The Federal Energy Regulatory Commission recently initiated a review of its 1999 certificate policy statement, which many landowners, environmentalists and others have argued excessively favors approval of natural gas infrastructure. However, a review does not necessarily signal a preference by the commission to change its existing policy, say attorneys with Steptoe & Johnson LLP.
The U.S. Environmental Protection Agency recently issued its notice of funding availability for 2018 projects under the Water Infrastructure Finance and Innovation Act. Attorneys with Nixon Peabody LLP discuss the types of projects most likely to get funded and steps to increase the likelihood of selection.
The U.S. Supreme Court's decision this week in Oil States v. Greene’s settles only the Article III constitutional challenge to inter partes reviews, and one particular paragraph in the majority opinion reads like an invitation for future petitions, say attorneys with Haug Partners LLP.
The first quarter of 2018 has left little doubt that the momentum for U.S. offshore wind projects is increasing. The combination of federal and state policy support, and the Trump administration's commitment to streamlined federal permitting, presents an important opportunity for offshore wind developers, say members of WilmerHale.
Despite recent setbacks in state legislatures, this year's carbon tax push has been the most successful in American history, demonstrating that the idea has carved a place in our political landscape, says Ryan Maness, tax counsel at government relations services firm MultiState Associates Inc.
While the U.S. Environmental Protection Agency's recent announcement that it will reconsider Obama-era automobile greenhouse gas emissions standards is generating controversy, it was not unexpected, say Jackie Glassman and Rachel Tennis of King & Spalding LLP.
In recent weeks, regional transmission organizations have attempted to amend their Federal Energy Regulatory Commission tariffs to protect their energy and capacity markets from state subsidies for certain types of power generation. Such subsidies challenge FERC’s authority to effectively operate competitive wholesale markets, says Richard Drom of Eckert Seamans Cherin & Mellott LLC.
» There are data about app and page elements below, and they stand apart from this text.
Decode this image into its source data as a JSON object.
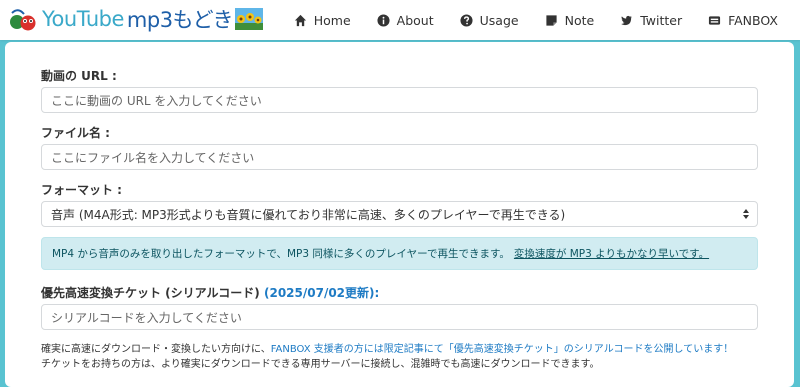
{
  "header": {
    "brand_part1": "YouTube",
    "brand_part2": "mp3もどき",
    "nav": [
      {
        "label": "Home",
        "icon": "home-icon"
      },
      {
        "label": "About",
        "icon": "info-circle-icon"
      },
      {
        "label": "Usage",
        "icon": "question-circle-icon"
      },
      {
        "label": "Note",
        "icon": "note-icon"
      },
      {
        "label": "Twitter",
        "icon": "twitter-icon"
      },
      {
        "label": "FANBOX",
        "icon": "fanbox-icon"
      }
    ]
  },
  "form": {
    "url_label": "動画の URL :",
    "url_placeholder": "ここに動画の URL を入力してください",
    "filename_label": "ファイル名 :",
    "filename_placeholder": "ここにファイル名を入力してください",
    "format_label": "フォーマット :",
    "format_selected": "音声 (M4A形式: MP3形式よりも音質に優れており非常に高速、多くのプレイヤーで再生できる)",
    "format_info": "MP4 から音声のみを取り出したフォーマットで、MP3 同様に多くのプレイヤーで再生できます。",
    "format_info_link": "変換速度が MP3 よりもかなり早いです。",
    "ticket_label": "優先高速変換チケット (シリアルコード)",
    "ticket_date": "(2025/07/02更新):",
    "ticket_placeholder": "シリアルコードを入力してください",
    "note_line1_a": "確実に高速にダウンロード・変換したい方向けに、",
    "note_line1_b": "FANBOX 支援者の方には限定記事にて「優先高速変換チケット」のシリアルコードを公開しています！",
    "note_line2": "チケットをお持ちの方は、より確実にダウンロードできる専用サーバーに接続し、混雑時でも高速にダウンロードできます。"
  },
  "colors": {
    "background": "#59c3d1",
    "accent": "#1e7bc4",
    "info_bg": "#d1ecf1",
    "info_text": "#0c5460"
  }
}
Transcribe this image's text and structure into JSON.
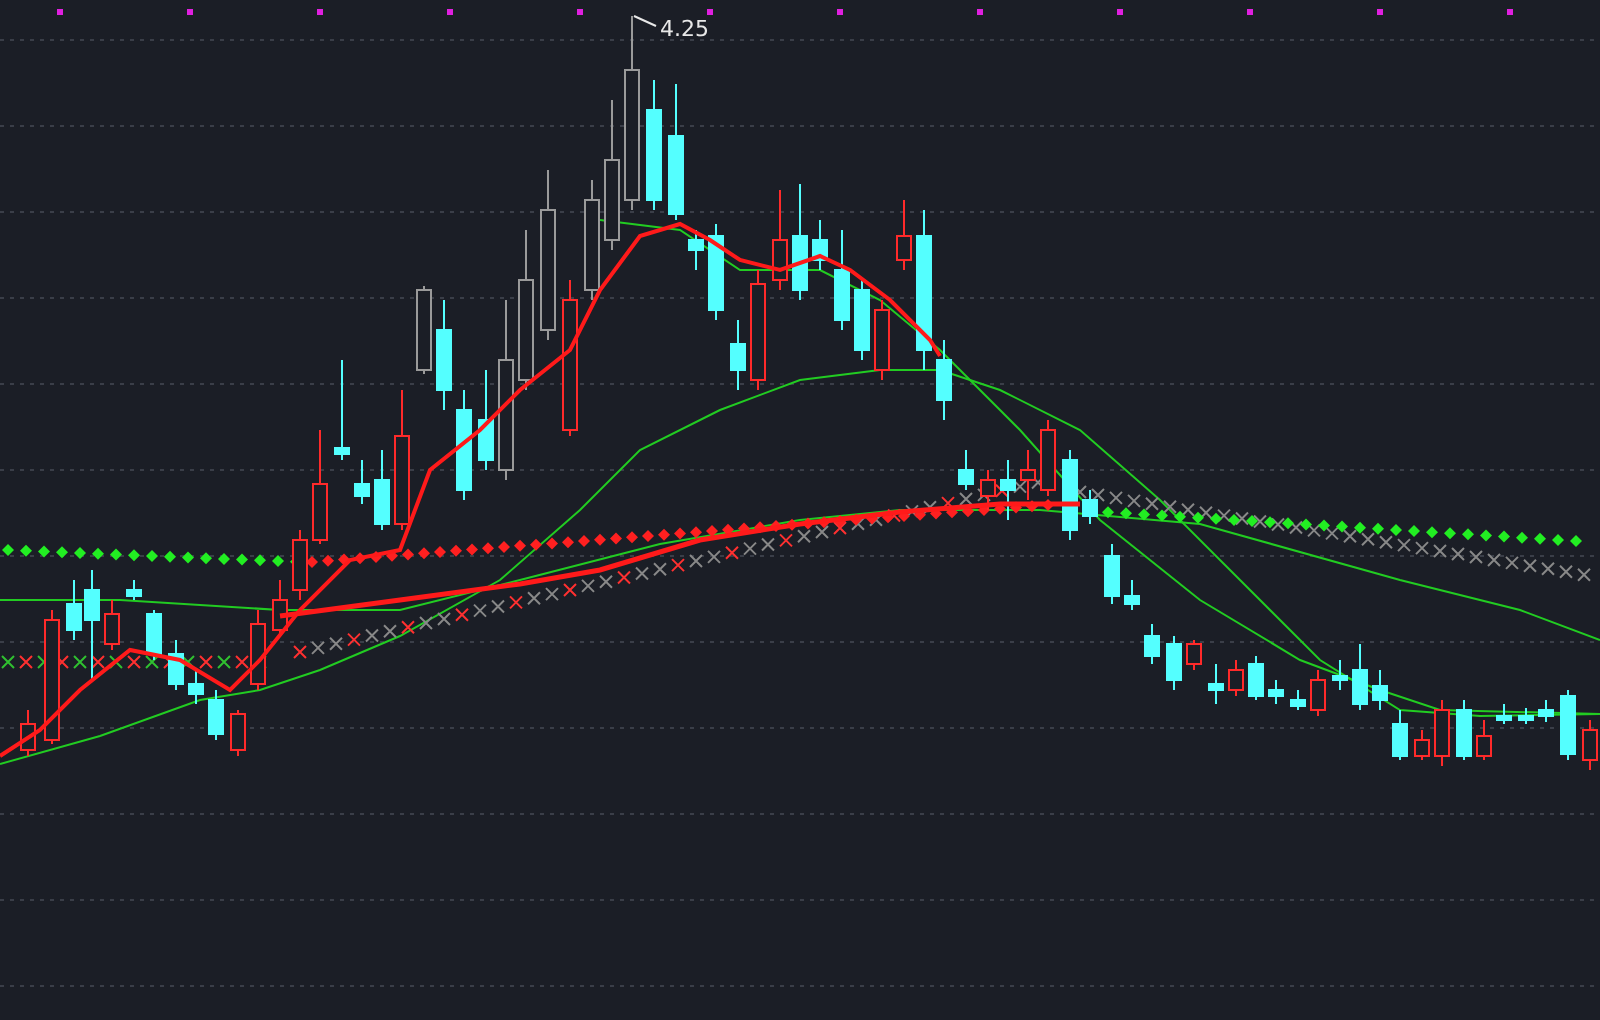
{
  "chart": {
    "peak_label": "4.25"
  }
}
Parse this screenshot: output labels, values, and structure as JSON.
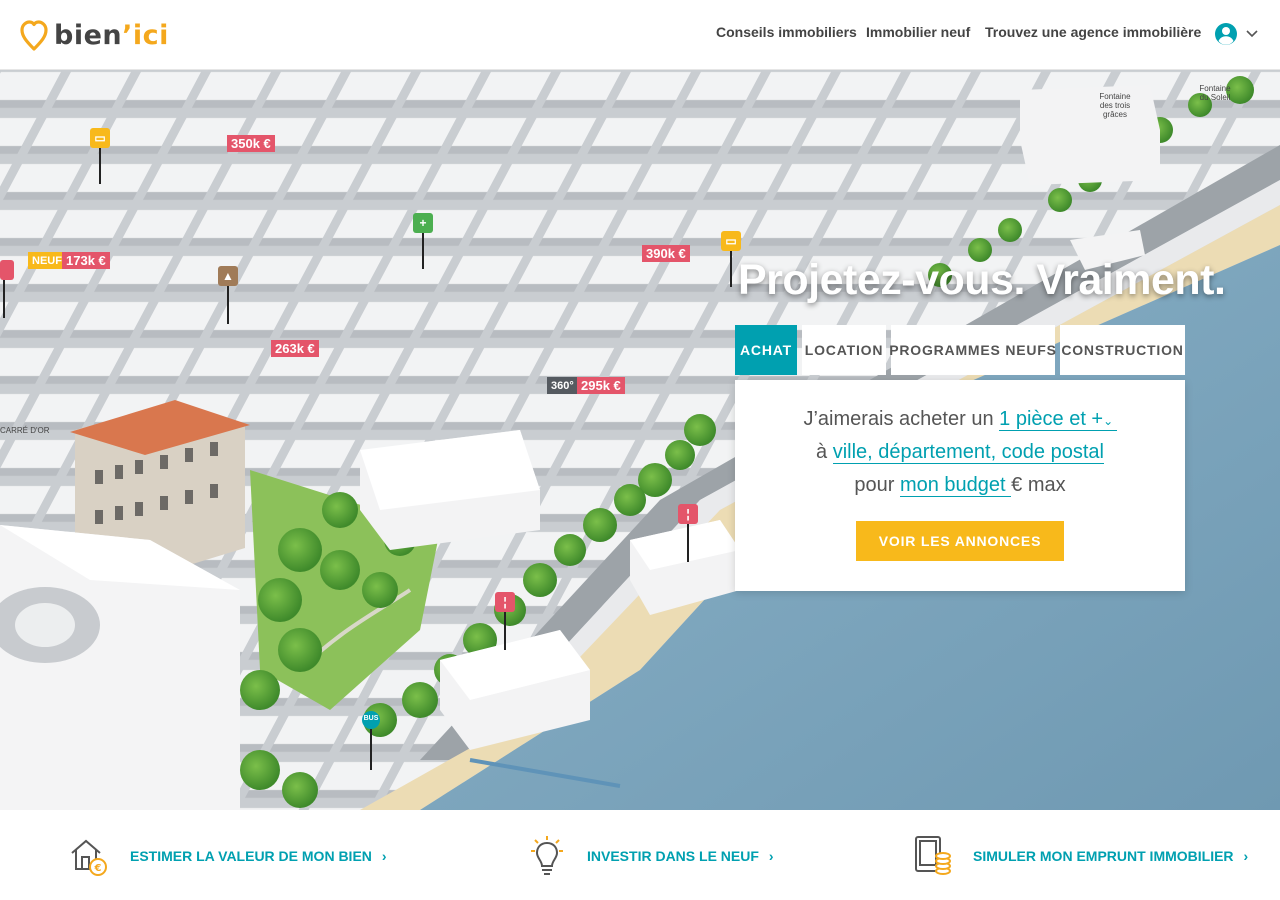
{
  "header": {
    "logo": {
      "part1": "bien",
      "apostrophe": "’",
      "part2": "ici"
    },
    "nav": [
      "Conseils immobiliers",
      "Immobilier neuf",
      "Trouvez une agence immobilière"
    ],
    "user_icon": "user-circle-icon"
  },
  "hero": {
    "tagline": "Projetez-vous. Vraiment.",
    "tabs": [
      {
        "label": "ACHAT",
        "active": true
      },
      {
        "label": "LOCATION",
        "active": false
      },
      {
        "label": "PROGRAMMES NEUFS",
        "active": false
      },
      {
        "label": "CONSTRUCTION",
        "active": false
      }
    ],
    "search": {
      "line1_prefix": "J’aimerais acheter un ",
      "rooms": "1 pièce et +",
      "line2_prefix": "à ",
      "location": "ville, département, code postal",
      "line3_prefix": "pour ",
      "budget": "mon budget ",
      "line3_suffix": "€ max",
      "cta": "VOIR LES ANNONCES"
    },
    "map": {
      "prices": [
        "350k €",
        "173k €",
        "390k €",
        "263k €",
        "295k €"
      ],
      "new_badge": "NEUF",
      "view_badge": "360°",
      "labels": [
        "Fontaine des trois grâces",
        "Fontaine du Soleil",
        "CARRÉ D'OR",
        "BUS"
      ]
    }
  },
  "bottom": {
    "items": [
      {
        "label": "ESTIMER LA VALEUR DE MON BIEN",
        "icon": "house-euro-icon"
      },
      {
        "label": "INVESTIR DANS LE NEUF",
        "icon": "lightbulb-icon"
      },
      {
        "label": "SIMULER MON EMPRUNT IMMOBILIER",
        "icon": "calculator-coins-icon"
      }
    ]
  },
  "colors": {
    "accent": "#00a0b0",
    "cta": "#f8b91b",
    "price_tag": "#e4556a",
    "sea": "#7fa6bd",
    "sand": "#ecdcb4"
  }
}
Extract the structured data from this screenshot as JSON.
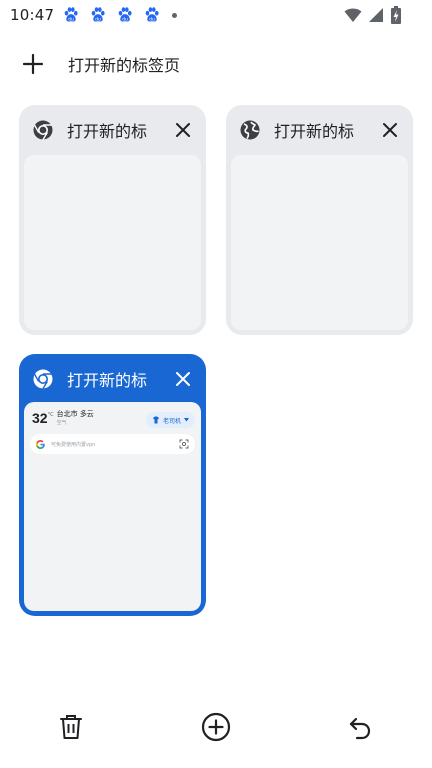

In WesternGeco v. Ion, the government and WesternGeco argued that proximate cause and foreseeability should determine the limits of recoverable patent damages, based on congressional intent and statutory language. Nevertheless, the U.S. Supreme Court will likely apply the extraterritoriality framework set forth in the 2016 RJR decision, say Jerry Selinger and Grant Davis of Patterson & Sheridan LLP.
The Renewable Fuel Standard has been the center of sustained policy discussion and resulting uncertainty during the first year of the Trump administration. Joel Beauvais and Steven Croley of Latham & Watkins LLP analyze recent developments with a focus on the legal framework and implications for the RFS program.